I. The Service Policy


Worthmore contends that the $50.00 freezer service charge was not an incident to the extension of credit and, in any event, was not a finance charge within the intent of the Act.

In this regard 15 U.S.C. § 1605 provides:


"(a) Except as otherwise provided in this section, the amount of the finance charge in connection with any consumer credit transaction shall be determined as the sum of all charges, payable directly or indirectly by the person to whom the credit is extended, and imposed directly or indirectly by the creditor as an incident to the extension of credit . . . ." (Accent added.)


Subsection 226.4 of Regulation Z, 12 C.F.R. 226.4, defines the finance charge in language virtually identical to that in the Act.


We are unable to agree with either component of Worthmore's argument. Its claim that the service policy is not an incident to the credit transaction might have more appeal if it were able to offer documented evidence of a substantial cash business in which identical charges for service policies were levied in each sales transaction. See Manzina v. Publishers Guild, Inc., 386 F.Supp. 241 (S.D.N.Y.1974). However, where as here the alleged cash sales are insignificant exceptions to what is apparently a credit sales business, the naked claim that the service policy charge is imposed on cash customers is insufficient to acquit it as not incident to the extension of credit. See Kriger v. European Health Spas, Inc., 363 F.Supp. 334 (E.D.Wis.1973); Strompolos v. Premium Readers Service, 326 F.Supp. 1100 (N.D.Ill.1971).


Finding that the instant service policy's imposition was inextricably intertwined with Worthmore's interest as a creditor, we decide that the cost of the freezer service policy was a finance charge of the type defined at 15 U.S.C. § 1605(a)(5), supra. Worthmore's failure to include this cost in the finance charge disclosure, 15 U.S.C. § 1638(a)(6), and the associated annual percentage rate, 15 U.S.C. § 1638(a)(7), was a violation of the Act rendering Worthmore liable for damages in Federal court, 15 U.S.C. § 1640(a), (e).

II. The Number of Payments


Our affirmance on the issue of the freezer service policy charge makes it unnecessary to address the second issue, as the Act authorizes but one recovery for a given credit transaction regardless of the number of infractions compounded in it. Mirabal v. General Motors Acceptance Corp., 537 F.2d 871, 880 (7 Cir. 1976); Tinsman v. Moline Beneficial Finance Co., 531 F.2d 815, 819 (7 Cir. 1976); 15 U.S.C. § 1640(g).




This case had originally been assigned to Bryan, Craven and Widener, JJ., but Judge Craven died on the day preceding the hearing date. Counsel agreed to a court panel consisting of Judges Bryan and Widener, with the understanding that if they disagreed, Judge Haynsworth would consider the appeal on the basis of the recorded tape of the arguments. There was no such disagreement and, consequently, Judge Haynsworth was not called into the case

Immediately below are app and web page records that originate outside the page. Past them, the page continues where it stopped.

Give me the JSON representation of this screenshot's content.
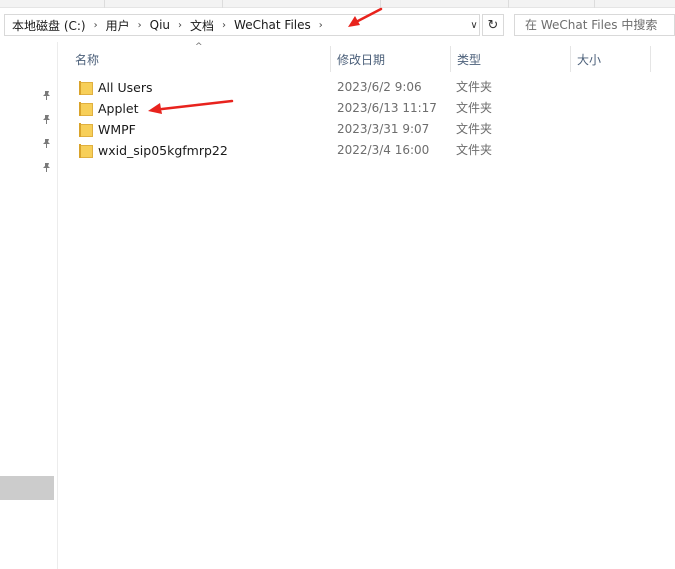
{
  "address_bar": {
    "crumbs": [
      "本地磁盘 (C:)",
      "用户",
      "Qiu",
      "文档",
      "WeChat Files"
    ],
    "separator": "›",
    "dropdown": "∨",
    "refresh": "↻"
  },
  "search": {
    "placeholder": "在 WeChat Files 中搜索"
  },
  "columns": {
    "name": "名称",
    "date": "修改日期",
    "type": "类型",
    "size": "大小",
    "sort_indicator": "^"
  },
  "nav_pane": {
    "pin_icon": "pin-icon"
  },
  "files": [
    {
      "name": "All Users",
      "date": "2023/6/2 9:06",
      "type": "文件夹",
      "icon": "folder-icon"
    },
    {
      "name": "Applet",
      "date": "2023/6/13 11:17",
      "type": "文件夹",
      "icon": "folder-icon"
    },
    {
      "name": "WMPF",
      "date": "2023/3/31 9:07",
      "type": "文件夹",
      "icon": "folder-icon"
    },
    {
      "name": "wxid_sip05kgfmrp22",
      "date": "2022/3/4 16:00",
      "type": "文件夹",
      "icon": "folder-icon"
    }
  ],
  "colors": {
    "annotation_arrow": "#e8231d",
    "folder": "#f7cf59",
    "header_text": "#4c607a",
    "nav_selected": "#cccccc"
  }
}
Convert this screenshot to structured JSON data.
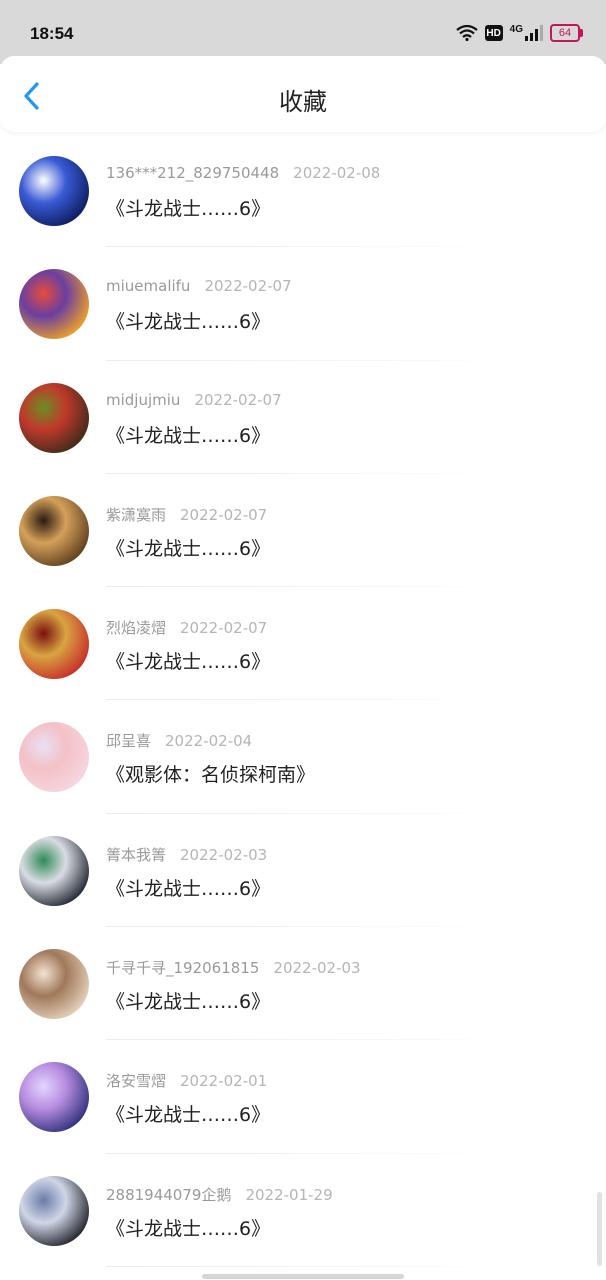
{
  "status": {
    "time": "18:54",
    "hd": "HD",
    "network": "4G",
    "battery": "64"
  },
  "header": {
    "title": "收藏",
    "back_icon": "chevron-left-icon",
    "accent_color": "#2196f3"
  },
  "items": [
    {
      "user": "136***212_829750448",
      "date": "2022-02-08",
      "book": "《斗龙战士……6》",
      "avatar_colors": [
        "#0b1a5a",
        "#3a5bd6",
        "#ffffff"
      ]
    },
    {
      "user": "miuemalifu",
      "date": "2022-02-07",
      "book": "《斗龙战士……6》",
      "avatar_colors": [
        "#f5a623",
        "#6a3fa0",
        "#e84c3d"
      ]
    },
    {
      "user": "midjujmiu",
      "date": "2022-02-07",
      "book": "《斗龙战士……6》",
      "avatar_colors": [
        "#3b2a1a",
        "#c0392b",
        "#6b8e23"
      ]
    },
    {
      "user": "紫潇寞雨",
      "date": "2022-02-07",
      "book": "《斗龙战士……6》",
      "avatar_colors": [
        "#5a3b1c",
        "#d4a15a",
        "#2b1a0e"
      ]
    },
    {
      "user": "烈焰凌熠",
      "date": "2022-02-07",
      "book": "《斗龙战士……6》",
      "avatar_colors": [
        "#c62828",
        "#d9a441",
        "#7a1010"
      ]
    },
    {
      "user": "邱呈喜",
      "date": "2022-02-04",
      "book": "《观影体：名侦探柯南》",
      "avatar_colors": [
        "#f8d7e0",
        "#f3c1c6",
        "#e9e0f5"
      ]
    },
    {
      "user": "箐本我箐",
      "date": "2022-02-03",
      "book": "《斗龙战士……6》",
      "avatar_colors": [
        "#1a1f2b",
        "#d9dce3",
        "#2e8b57"
      ]
    },
    {
      "user": "千寻千寻_192061815",
      "date": "2022-02-03",
      "book": "《斗龙战士……6》",
      "avatar_colors": [
        "#e9d5c0",
        "#a0785a",
        "#f3e3d2"
      ]
    },
    {
      "user": "洛安雪熠",
      "date": "2022-02-01",
      "book": "《斗龙战士……6》",
      "avatar_colors": [
        "#2a2f7a",
        "#b88de0",
        "#e4d5ff"
      ]
    },
    {
      "user": "2881944079企鹅",
      "date": "2022-01-29",
      "book": "《斗龙战士……6》",
      "avatar_colors": [
        "#1c1c24",
        "#cfd6e6",
        "#6b7ba8"
      ]
    }
  ]
}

The requirement to disclose the finance charge and other pertinent attributes of the credit agreement is imposed by 15 U.S.C. § 1638, which provides, as here pertinent:

"(a) In connection with each consumer credit sale not under an open end credit plan, the creditor shall disclose each of the following items which is applicable:

(6) . . . the amount of the finance charge . . .

(7) The finance charge expressed as an annual percentage rate . . .

(8) The number, amount, and due dates or periods of payments scheduled to repay the indebtedness."


The original sales contract, as executed on the day of the sale, erroneously indicated " 15 monthly installments . . . ." This error was picked up by a Worthmore employee. Thereafter Worthmore advised Carney that "13" was the proper entry on the contract, and the form was subsequently altered to reflect this change